DATA FOR ANALYSIS:

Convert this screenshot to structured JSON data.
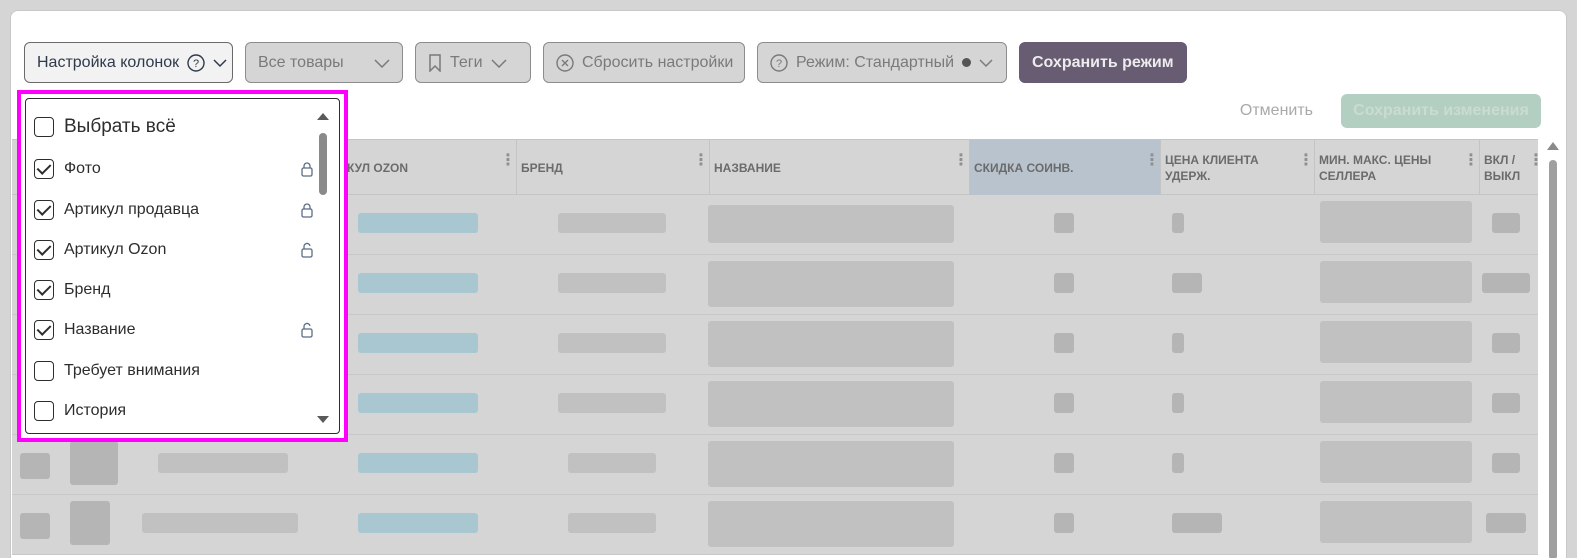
{
  "toolbar": {
    "column_settings": "Настройка колонок",
    "all_products": "Все товары",
    "tags": "Теги",
    "reset_settings": "Сбросить настройки",
    "mode": "Режим: Стандартный",
    "save_mode": "Сохранить режим"
  },
  "actions": {
    "cancel": "Отменить",
    "save_changes": "Сохранить изменения"
  },
  "table": {
    "columns": [
      "КУЛ OZON",
      "БРЕНД",
      "НАЗВАНИЕ",
      "СКИДКА СОИНВ.",
      "ЦЕНА КЛИЕНТА УДЕРЖ.",
      "МИН. МАКС. ЦЕНЫ СЕЛЛЕРА",
      "ВКЛ / ВЫКЛ"
    ]
  },
  "dropdown": {
    "select_all": "Выбрать всё",
    "items": [
      {
        "label": "Фото",
        "checked": true,
        "lock": "locked"
      },
      {
        "label": "Артикул продавца",
        "checked": true,
        "lock": "locked"
      },
      {
        "label": "Артикул Ozon",
        "checked": true,
        "lock": "unlocked"
      },
      {
        "label": "Бренд",
        "checked": true,
        "lock": ""
      },
      {
        "label": "Название",
        "checked": true,
        "lock": "unlocked"
      },
      {
        "label": "Требует внимания",
        "checked": false,
        "lock": ""
      },
      {
        "label": "История",
        "checked": false,
        "lock": ""
      }
    ]
  },
  "colors": {
    "highlight": "#ff00ff",
    "save_mode_bg": "#685c72",
    "save_changes_bg": "#b3cfc2"
  }
}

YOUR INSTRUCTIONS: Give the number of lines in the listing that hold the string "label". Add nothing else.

RESPONSE TO THE TASK: 7